◆ Your task
The answer must be every line from the listing that holds the string "text".

# # # # #

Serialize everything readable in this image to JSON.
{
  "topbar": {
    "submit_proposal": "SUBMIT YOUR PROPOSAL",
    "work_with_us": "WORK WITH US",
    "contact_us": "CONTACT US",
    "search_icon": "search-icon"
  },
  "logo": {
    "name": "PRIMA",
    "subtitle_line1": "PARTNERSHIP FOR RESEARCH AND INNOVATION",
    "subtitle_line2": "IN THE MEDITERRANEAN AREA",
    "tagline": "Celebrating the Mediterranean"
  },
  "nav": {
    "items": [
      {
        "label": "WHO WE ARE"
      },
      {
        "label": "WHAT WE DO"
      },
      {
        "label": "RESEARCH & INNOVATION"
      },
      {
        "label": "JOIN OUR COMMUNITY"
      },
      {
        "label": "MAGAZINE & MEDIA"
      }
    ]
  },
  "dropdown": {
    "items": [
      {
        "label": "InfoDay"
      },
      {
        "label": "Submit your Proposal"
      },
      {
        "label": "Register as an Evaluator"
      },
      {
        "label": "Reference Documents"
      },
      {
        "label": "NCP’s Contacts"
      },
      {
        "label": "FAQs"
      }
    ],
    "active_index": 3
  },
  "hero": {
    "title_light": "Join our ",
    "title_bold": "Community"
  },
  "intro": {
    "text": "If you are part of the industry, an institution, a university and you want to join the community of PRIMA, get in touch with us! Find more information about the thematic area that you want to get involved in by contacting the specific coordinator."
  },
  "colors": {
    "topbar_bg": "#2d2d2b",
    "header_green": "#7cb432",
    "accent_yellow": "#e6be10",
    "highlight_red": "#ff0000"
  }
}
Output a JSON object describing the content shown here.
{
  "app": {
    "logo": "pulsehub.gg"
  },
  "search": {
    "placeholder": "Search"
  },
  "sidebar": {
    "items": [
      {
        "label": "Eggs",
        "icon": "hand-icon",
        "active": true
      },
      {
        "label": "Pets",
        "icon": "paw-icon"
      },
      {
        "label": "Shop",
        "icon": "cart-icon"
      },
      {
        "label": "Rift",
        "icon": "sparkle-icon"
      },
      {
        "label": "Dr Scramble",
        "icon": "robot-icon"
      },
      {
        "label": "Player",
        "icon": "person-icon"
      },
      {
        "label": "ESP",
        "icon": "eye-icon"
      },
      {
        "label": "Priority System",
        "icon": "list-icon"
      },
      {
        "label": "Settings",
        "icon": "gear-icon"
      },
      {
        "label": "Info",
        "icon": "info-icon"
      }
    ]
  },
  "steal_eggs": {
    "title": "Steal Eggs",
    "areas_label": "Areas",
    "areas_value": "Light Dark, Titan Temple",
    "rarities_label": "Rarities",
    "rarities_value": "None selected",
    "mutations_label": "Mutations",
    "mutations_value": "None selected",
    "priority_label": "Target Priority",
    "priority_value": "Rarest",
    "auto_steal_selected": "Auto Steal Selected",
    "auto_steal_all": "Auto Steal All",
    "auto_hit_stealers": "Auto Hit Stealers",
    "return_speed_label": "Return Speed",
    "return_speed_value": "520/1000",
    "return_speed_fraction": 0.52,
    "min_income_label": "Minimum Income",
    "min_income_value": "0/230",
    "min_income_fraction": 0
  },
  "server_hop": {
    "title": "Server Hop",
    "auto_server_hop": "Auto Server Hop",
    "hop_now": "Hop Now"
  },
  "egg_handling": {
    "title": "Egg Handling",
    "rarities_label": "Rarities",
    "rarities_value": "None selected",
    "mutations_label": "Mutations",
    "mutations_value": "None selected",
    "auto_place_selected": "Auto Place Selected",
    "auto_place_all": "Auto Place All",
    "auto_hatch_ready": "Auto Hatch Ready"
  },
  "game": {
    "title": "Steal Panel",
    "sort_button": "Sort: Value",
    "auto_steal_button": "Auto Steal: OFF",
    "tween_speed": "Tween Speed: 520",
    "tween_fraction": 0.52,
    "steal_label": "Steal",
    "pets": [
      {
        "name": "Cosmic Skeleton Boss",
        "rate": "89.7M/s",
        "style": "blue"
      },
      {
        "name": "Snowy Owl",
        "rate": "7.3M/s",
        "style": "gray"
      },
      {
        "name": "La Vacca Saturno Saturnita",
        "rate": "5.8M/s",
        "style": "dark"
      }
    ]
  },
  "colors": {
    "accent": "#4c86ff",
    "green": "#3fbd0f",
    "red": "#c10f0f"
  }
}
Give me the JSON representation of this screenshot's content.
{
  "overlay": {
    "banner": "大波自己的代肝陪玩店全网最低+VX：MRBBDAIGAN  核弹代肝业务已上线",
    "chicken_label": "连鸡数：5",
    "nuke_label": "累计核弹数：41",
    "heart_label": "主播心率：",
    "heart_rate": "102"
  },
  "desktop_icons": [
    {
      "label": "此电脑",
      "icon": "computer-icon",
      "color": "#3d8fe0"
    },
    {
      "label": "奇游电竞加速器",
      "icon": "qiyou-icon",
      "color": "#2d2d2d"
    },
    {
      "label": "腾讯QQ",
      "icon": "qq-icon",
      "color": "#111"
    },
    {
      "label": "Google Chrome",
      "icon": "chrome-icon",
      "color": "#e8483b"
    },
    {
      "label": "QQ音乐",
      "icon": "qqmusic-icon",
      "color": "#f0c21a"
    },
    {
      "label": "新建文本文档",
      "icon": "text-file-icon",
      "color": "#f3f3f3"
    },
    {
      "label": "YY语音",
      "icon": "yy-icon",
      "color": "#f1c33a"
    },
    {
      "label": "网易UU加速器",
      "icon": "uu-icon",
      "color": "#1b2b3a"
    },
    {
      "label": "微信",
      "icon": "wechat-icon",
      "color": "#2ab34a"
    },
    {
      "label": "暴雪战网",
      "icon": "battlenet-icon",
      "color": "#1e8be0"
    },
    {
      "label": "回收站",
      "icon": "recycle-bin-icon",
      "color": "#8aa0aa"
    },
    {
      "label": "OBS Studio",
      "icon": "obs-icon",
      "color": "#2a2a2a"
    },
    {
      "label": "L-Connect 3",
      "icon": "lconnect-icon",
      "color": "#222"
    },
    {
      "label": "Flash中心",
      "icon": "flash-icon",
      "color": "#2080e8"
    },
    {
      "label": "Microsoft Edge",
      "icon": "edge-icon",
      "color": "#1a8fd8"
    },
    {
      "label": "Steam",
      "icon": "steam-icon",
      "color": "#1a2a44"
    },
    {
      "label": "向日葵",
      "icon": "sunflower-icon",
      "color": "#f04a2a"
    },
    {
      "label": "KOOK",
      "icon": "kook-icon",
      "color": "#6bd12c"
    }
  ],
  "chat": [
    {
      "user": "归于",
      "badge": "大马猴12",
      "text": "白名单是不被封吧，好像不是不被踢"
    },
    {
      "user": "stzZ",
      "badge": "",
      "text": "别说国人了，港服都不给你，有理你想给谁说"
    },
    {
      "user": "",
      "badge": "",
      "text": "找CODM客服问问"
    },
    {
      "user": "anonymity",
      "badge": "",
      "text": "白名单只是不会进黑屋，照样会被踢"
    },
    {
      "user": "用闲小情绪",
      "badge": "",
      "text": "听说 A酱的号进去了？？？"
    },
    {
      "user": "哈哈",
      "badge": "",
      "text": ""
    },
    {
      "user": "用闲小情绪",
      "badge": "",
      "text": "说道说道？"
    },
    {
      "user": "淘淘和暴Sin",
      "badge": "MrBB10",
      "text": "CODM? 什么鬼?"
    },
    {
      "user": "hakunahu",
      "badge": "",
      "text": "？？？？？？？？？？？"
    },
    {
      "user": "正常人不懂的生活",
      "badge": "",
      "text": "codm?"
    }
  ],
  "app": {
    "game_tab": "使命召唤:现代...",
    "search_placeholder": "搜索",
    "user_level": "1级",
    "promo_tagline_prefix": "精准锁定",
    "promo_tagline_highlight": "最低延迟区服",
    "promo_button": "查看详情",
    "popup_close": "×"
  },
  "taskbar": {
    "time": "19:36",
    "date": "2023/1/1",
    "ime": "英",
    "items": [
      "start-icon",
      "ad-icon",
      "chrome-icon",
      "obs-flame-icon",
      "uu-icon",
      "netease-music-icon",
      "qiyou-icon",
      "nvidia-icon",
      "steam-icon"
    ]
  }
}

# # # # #

◆ Worked solution
    "text": "If you are part of the industry, an institution, a university and you want to join the community of PRIMA, get in touch with us! Find more information about the thematic area that you want to get involved in by contacting the specific coordinator."
      "icon": "text-file-icon",
      "text": "白名单是不被封吧，好像不是不被踢"
      "text": "别说国人了，港服都不给你，有理你想给谁说"
      "text": "找CODM客服问问"
      "text": "白名单只是不会进黑屋，照样会被踢"
      "text": "听说 A酱的号进去了？？？"
      "text": ""
      "text": "说道说道？"
      "text": "CODM? 什么鬼?"
      "text": "？？？？？？？？？？？"
      "text": "codm?"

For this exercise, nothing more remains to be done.